The sleek buses with the leaping mustang logo — a nod to the Denver Broncos, and Colorado’s Wild West heritage — sat idle from March to June during this state’s “stay-at-home” orders.
But for the past month, CDOT’s signature statewide bus service, dubbed Bustang, has been back in business. Though ridership statistics for the past 30 days were unavailable at press time, there’s no doubt that fewer people are riding right now. That’s by design: CDOT has implemented a host of new safety protocols to help protect the health of both passengers and drivers, one of which is social distancing. As a result, certain seats have been blocked off. Larger ‘Bustang’ conveyances are limited to 22 passengers, and smaller Outrider buses, including the one that traverses the route from Durango to Grand Junction daily (with stops in Telluride, Placerville, Ridgway and Montrose along the way), are now limited to 16 passengers.
“We have carefully monitored when to safely resume serving our Bustang and Outrider customers and are doing so now, with significant precautions in place that follow guidance and best practices from public health officials,” CDOT Executive Director Shoshana Lew said in a statement as the bus rides resumed. “We ask passengers to purchase tickets in advance, to the extent possible, so that we can minimize physical reactions and minimize social distancing.”
Other safety protocols, according to Jeffrey Prillwitz, project manager for Bustang Outrider, include a requirement that masks be worn by both drivers and passengers; that passengers be offered hand-sanitizer wipes upon boarding; and that passengers’ temperatures will be taken upon boarding (anyone with a fever will not be allowed to board).
Buses will be thoroughly cleaned and disinfected “upon the completion of each route and at the end of each day’s routes” (including all seats, front and back headrests, armrests, etc.)
The Durango-to-Grand Junction buses will be switched out every day, to allow each vehicle to “rest” 24 hours between cleanings. “We’re ordering additional equipment to protect our customers, including UV lights and medical-grade filters for the climate on the bus,” Prillwitz said.
The new service includes one additional new thing: a bus to replace the one that was totaled last year in an accident (which was not the Outrider driver’s fault) on Lizard Head Pass last year.
Though Prillwitz could not say exactly how many riders are hopping aboard these days, “the Grand Junction to Denver route has been coming back the strongest” of all, he pointed out, a testament to the desire not to drive I-70 if you can — for example — sit and read and catch up on your email (every Bustang bus offers device-charging, and WiFi where available). Prillwitz has owned a pickup for 17 years. “It just hit 100,000 miles,” he said, “because I ride the bus to work all the time.” Even when you figure in all the stops, “it only takes a few minutes longer to ride the bus,” he pointed out. (With the money he saved on gas, Prillwitz used to take a trip to Europe every summer until this one.)

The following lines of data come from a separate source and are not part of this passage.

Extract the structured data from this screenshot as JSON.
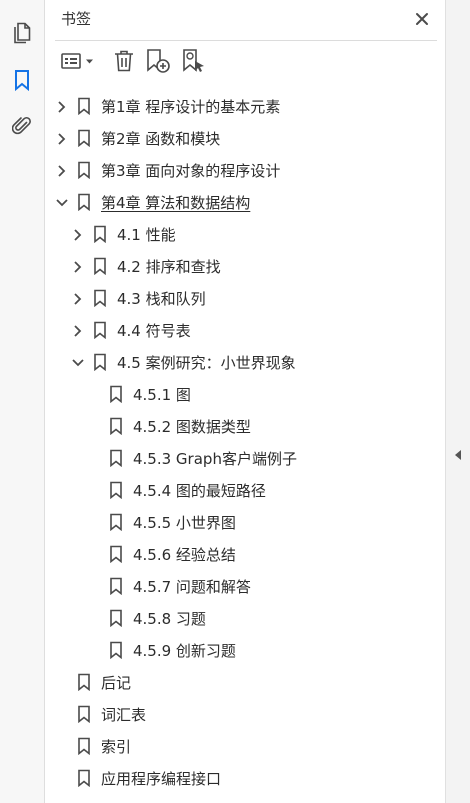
{
  "panel": {
    "title": "书签"
  },
  "icons": {
    "rail": [
      "pages-icon",
      "bookmark-icon",
      "paperclip-icon"
    ],
    "toolbar": [
      "options-menu-icon",
      "delete-icon",
      "new-bookmark-icon",
      "find-bookmark-icon"
    ]
  },
  "colors": {
    "accent": "#1473e6",
    "icon": "#4b4b4b"
  },
  "tree": [
    {
      "label": "第1章  程序设计的基本元素",
      "level": 0,
      "expander": "collapsed"
    },
    {
      "label": "第2章  函数和模块",
      "level": 0,
      "expander": "collapsed"
    },
    {
      "label": "第3章  面向对象的程序设计",
      "level": 0,
      "expander": "collapsed"
    },
    {
      "label": "第4章  算法和数据结构",
      "level": 0,
      "expander": "expanded",
      "current": true
    },
    {
      "label": "4.1  性能",
      "level": 1,
      "expander": "collapsed"
    },
    {
      "label": "4.2  排序和查找",
      "level": 1,
      "expander": "collapsed"
    },
    {
      "label": "4.3  栈和队列",
      "level": 1,
      "expander": "collapsed"
    },
    {
      "label": "4.4  符号表",
      "level": 1,
      "expander": "collapsed"
    },
    {
      "label": "4.5  案例研究：小世界现象",
      "level": 1,
      "expander": "expanded"
    },
    {
      "label": "4.5.1  图",
      "level": 2,
      "expander": "none"
    },
    {
      "label": "4.5.2  图数据类型",
      "level": 2,
      "expander": "none"
    },
    {
      "label": "4.5.3  Graph客户端例子",
      "level": 2,
      "expander": "none"
    },
    {
      "label": "4.5.4  图的最短路径",
      "level": 2,
      "expander": "none"
    },
    {
      "label": "4.5.5  小世界图",
      "level": 2,
      "expander": "none"
    },
    {
      "label": "4.5.6  经验总结",
      "level": 2,
      "expander": "none"
    },
    {
      "label": "4.5.7  问题和解答",
      "level": 2,
      "expander": "none"
    },
    {
      "label": "4.5.8  习题",
      "level": 2,
      "expander": "none"
    },
    {
      "label": "4.5.9  创新习题",
      "level": 2,
      "expander": "none"
    },
    {
      "label": "后记",
      "level": 0,
      "expander": "none"
    },
    {
      "label": "词汇表",
      "level": 0,
      "expander": "none"
    },
    {
      "label": "索引",
      "level": 0,
      "expander": "none"
    },
    {
      "label": "应用程序编程接口",
      "level": 0,
      "expander": "none"
    }
  ]
}
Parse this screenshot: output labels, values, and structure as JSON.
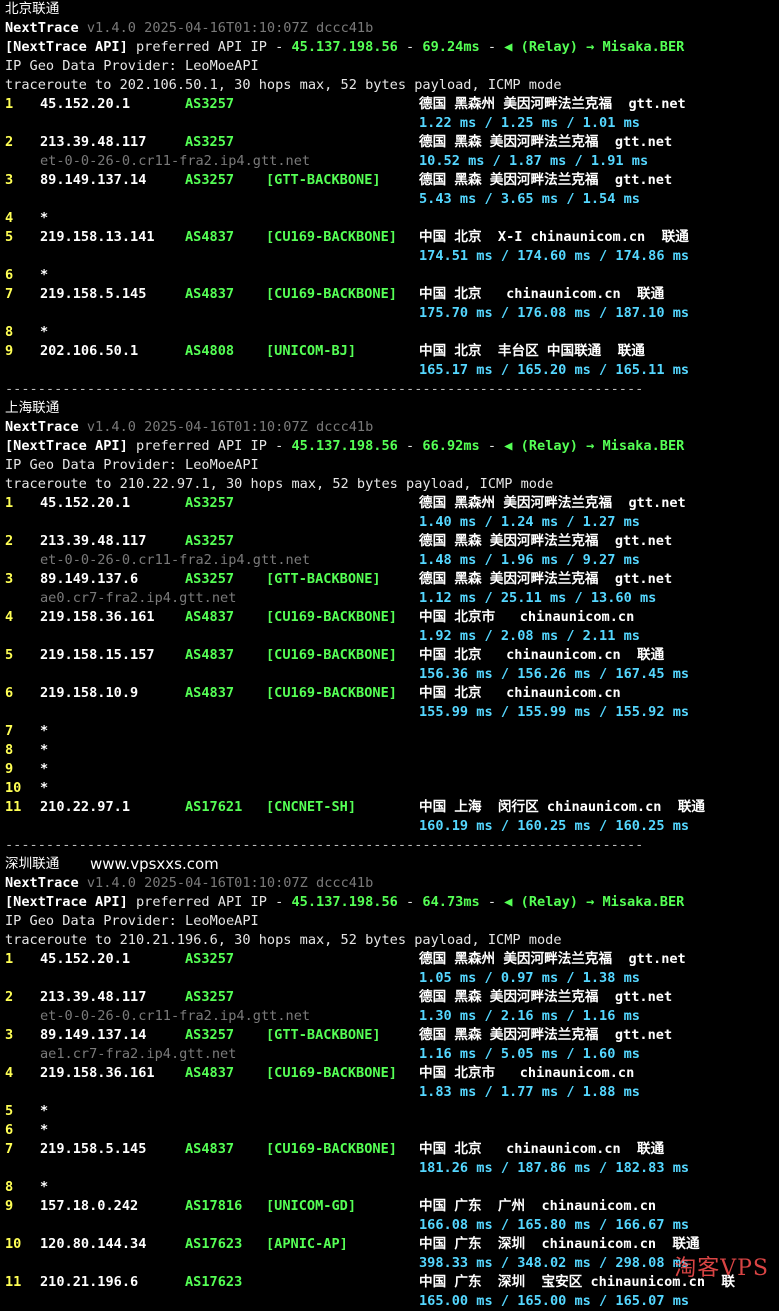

Bus service is extremely popular in the San Juans for another reason besides economics: this is a place where roads are icy and winter driving is something many dread. It is also an increasingly popular conveyance to the slopes (“Snowstang” is thriving with routes from the urban corridor to ski areas closer to the Front Range). CDOT plans to offer four new routes each year, and half go to ski areas. The routes include Telluride to Grand Junction; Sterling-to-Greeley; Craig to Denver, via Winter Park; and Trinidad to Pueblo. “We don’t go from Montrose to Gunnison,” Prillwitz said. “That’s one we want to put in. There’s a lot of demand for it.” Such a route would put local skiers within easy reach of Crested Butte, yet another popular ski resort. “The last time I rode Bustang Outrider in your area, in January,” Prillwitz said, “10 skiers from Dallas boarded in Montrose for Telluride.”
For a schedule and safety information, visit ridebustang.com.